Apprentice Program Allows Foresters Space to Learn With Boots on the Ground

The education of a forester is achieved not with pen and paper alone, but with boots on the ground and a Biltmore stick in hand. At F&ES, the Yale Apprentice Forester Program offers such an opportunity.

By Nick Olson

yale myers Akiva Fishman
I have read many definitions of what is a conservationist, and written not a few myself, but I suspect that the best one 
is written not with a pen, but with an axe. It is a matter of what a man thinks about while chopping, or while deciding what to chop. A conservationist is one who is humbly aware that with each stroke he is writing his signature on the face of his land.
—Aldo Leopold A Sand County Almanac

A favorite among woodsmen, Aldo Leopold’s adage still strikes a chord today. The sentiment guides many of us to the woods and not a few of us to the halls of the Yale School of Forestry & Environmental Studies. Yet like conservation, the education of a forester is not with pen and paper alone, but with boots on the ground and a Biltmore stick in hand.

The Yale Apprentice Forester Program, or Crew, offers such an opportunity.
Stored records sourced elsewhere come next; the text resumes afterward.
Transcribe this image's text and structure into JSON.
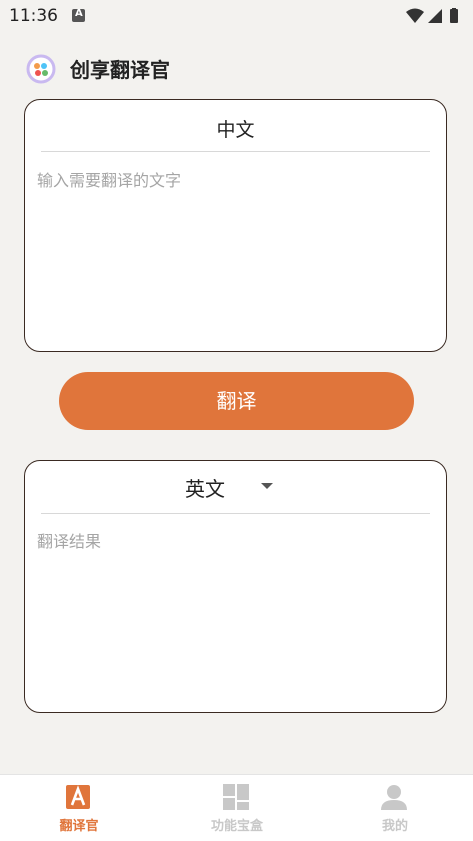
{
  "status_bar": {
    "time": "11:36",
    "notification_badge": "A"
  },
  "header": {
    "title": "创享翻译官",
    "logo_icon": "app-logo-icon"
  },
  "source_panel": {
    "language": "中文",
    "placeholder": "输入需要翻译的文字"
  },
  "translate_button": {
    "label": "翻译"
  },
  "target_panel": {
    "language": "英文",
    "result_placeholder": "翻译结果"
  },
  "tab_bar": {
    "tabs": [
      {
        "label": "翻译官",
        "icon": "translate-icon",
        "active": true
      },
      {
        "label": "功能宝盒",
        "icon": "grid-icon",
        "active": false
      },
      {
        "label": "我的",
        "icon": "user-icon",
        "active": false
      }
    ]
  },
  "colors": {
    "accent": "#e0753b",
    "background": "#f3f2ef",
    "card_border": "#3a2a22",
    "inactive": "#c8c8c8"
  }
}
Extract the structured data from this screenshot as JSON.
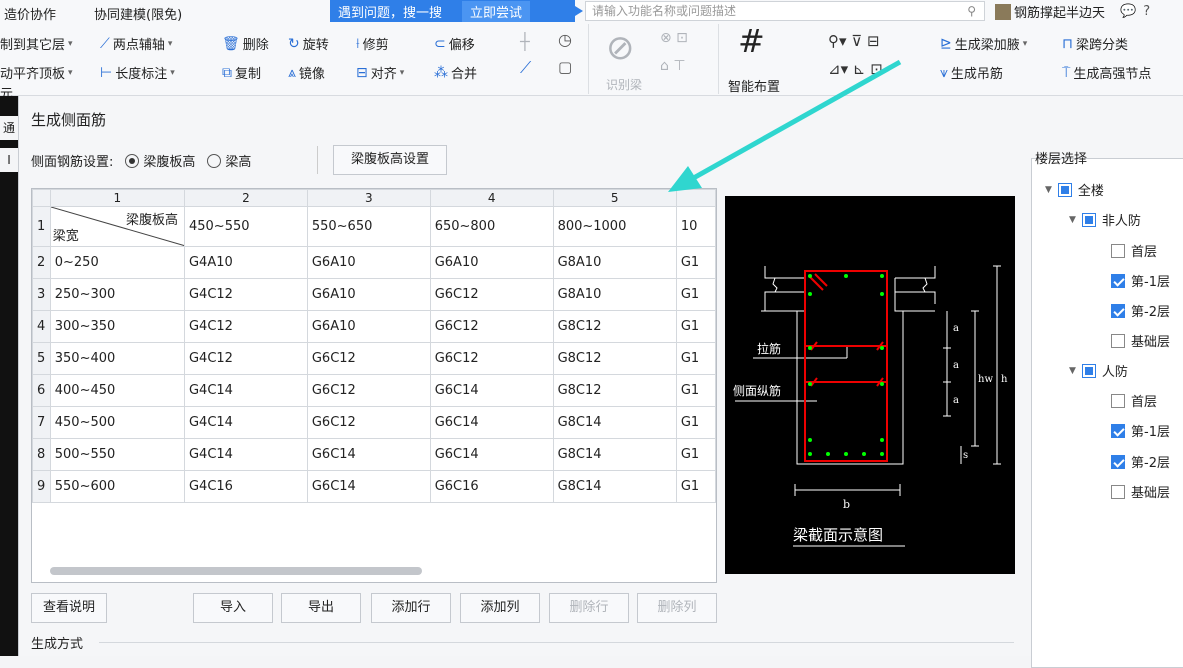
{
  "menu": {
    "item1": "造价协作",
    "item2": "协同建模(限免)"
  },
  "helpbar": {
    "text": "遇到问题，搜一搜",
    "try": "立即尝试"
  },
  "search": {
    "placeholder": "请输入功能名称或问题描述"
  },
  "user": {
    "name": "钢筋撑起半边天"
  },
  "ribbon": {
    "copy_to_floor": "制到其它层",
    "auto_flat_top": "动平齐顶板",
    "elem": "元",
    "comm": "通",
    "two_point_axis": "两点辅轴",
    "length_mark": "长度标注",
    "delete": "删除",
    "rotate": "旋转",
    "trim": "修剪",
    "offset": "偏移",
    "copy": "复制",
    "mirror": "镜像",
    "align": "对齐",
    "merge": "合并",
    "recognize_beam": "识别梁",
    "smart_layout": "智能布置",
    "gen_beam_haunch": "生成梁加腋",
    "beam_span_class": "梁跨分类",
    "gen_hanger": "生成吊筋",
    "gen_strong_node": "生成高强节点"
  },
  "left_strip": {
    "a": "通",
    "b": "I"
  },
  "dialog": {
    "title": "生成侧面筋",
    "setting_label": "侧面钢筋设置:",
    "opt_web_height": "梁腹板高",
    "opt_height": "梁高",
    "web_height_setting": "梁腹板高设置",
    "gen_mode": "生成方式"
  },
  "table": {
    "col_headers": [
      "1",
      "2",
      "3",
      "4",
      "5",
      ""
    ],
    "header_row": {
      "corner_top": "梁腹板高",
      "corner_bottom": "梁宽",
      "cells": [
        "450~550",
        "550~650",
        "650~800",
        "800~1000",
        "10"
      ]
    },
    "rows": [
      {
        "n": "2",
        "w": "0~250",
        "c": [
          "G4A10",
          "G6A10",
          "G6A10",
          "G8A10",
          "G1"
        ]
      },
      {
        "n": "3",
        "w": "250~300",
        "c": [
          "G4C12",
          "G6A10",
          "G6C12",
          "G8A10",
          "G1"
        ]
      },
      {
        "n": "4",
        "w": "300~350",
        "c": [
          "G4C12",
          "G6A10",
          "G6C12",
          "G8C12",
          "G1"
        ]
      },
      {
        "n": "5",
        "w": "350~400",
        "c": [
          "G4C12",
          "G6C12",
          "G6C12",
          "G8C12",
          "G1"
        ]
      },
      {
        "n": "6",
        "w": "400~450",
        "c": [
          "G4C14",
          "G6C12",
          "G6C14",
          "G8C12",
          "G1"
        ]
      },
      {
        "n": "7",
        "w": "450~500",
        "c": [
          "G4C14",
          "G6C12",
          "G6C14",
          "G8C14",
          "G1"
        ]
      },
      {
        "n": "8",
        "w": "500~550",
        "c": [
          "G4C14",
          "G6C14",
          "G6C14",
          "G8C14",
          "G1"
        ]
      },
      {
        "n": "9",
        "w": "550~600",
        "c": [
          "G4C16",
          "G6C14",
          "G6C16",
          "G8C14",
          "G1"
        ]
      }
    ],
    "row1_n": "1"
  },
  "diagram": {
    "tie_bar": "拉筋",
    "side_long_bar": "侧面纵筋",
    "caption": "梁截面示意图",
    "a": "a",
    "hw": "hw",
    "h": "h",
    "s": "s",
    "b": "b"
  },
  "buttons": {
    "view_desc": "查看说明",
    "import": "导入",
    "export": "导出",
    "add_row": "添加行",
    "add_col": "添加列",
    "del_row": "删除行",
    "del_col": "删除列"
  },
  "floors": {
    "title": "楼层选择",
    "all": "全楼",
    "non_civil": "非人防",
    "civil": "人防",
    "first": "首层",
    "neg1": "第-1层",
    "neg2": "第-2层",
    "base": "基础层"
  }
}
Situated on the 7,860-acre Yale-Myers Forest, the apprenticeship is a 12-week intensive program in forest management.

The Yale Forest Manager, Julius Pasay, and Director, F&ES Professor Mark Ashton, provide space and guidance for students to learn, make (a lot of) mistakes, and eventually excel in their capacity as professional land managers. The first ten weeks cover forest chainsaw safety, road maintenance, boundary surveying, biophysical inventory, silvicultural prescriptions, and — a crew favorite — timber marking.

Environmental film screenings, bi- monthly seminars, and field trips also punctuate the summer. This past summer included a trip to the Providence Water Authority, a seminar on bats, bird ecology and call identification, alpine ecology in Maine, and numerous interactions with local landowners. Each highlighted the importance of ecosystem diversity, resilience, and rural livelihoods. Each clarified our role as foresters to promote them.

At the conclusion of 10 weeks, the apprenticeship puts the crew to the test. Relocating to one of Yale’s northern forests, the crew is tasked to replicate and execute everything they learned during the prior 10 weeks — this time on their own. And by the end, Professor Ashton gleefully notes, “The crew graduates from their nappies” and into realm of professional foresters.

Yet, the summer’s greatest reward is not the program’s completion. Instead, it is the opportunity to be a part of the Yale School Forests narrative. It is the knowledge that past crews shaped the landscape of today, and the present crew helped paint it’s future. In this sense, the crew actively lives Leopold’s quote, only with paint guns to mark timber in place of an axe.

About the Author

Nick Olson is a second-year student in the Master of Forestry program at the Yale School of Forestry & Environmental Studies.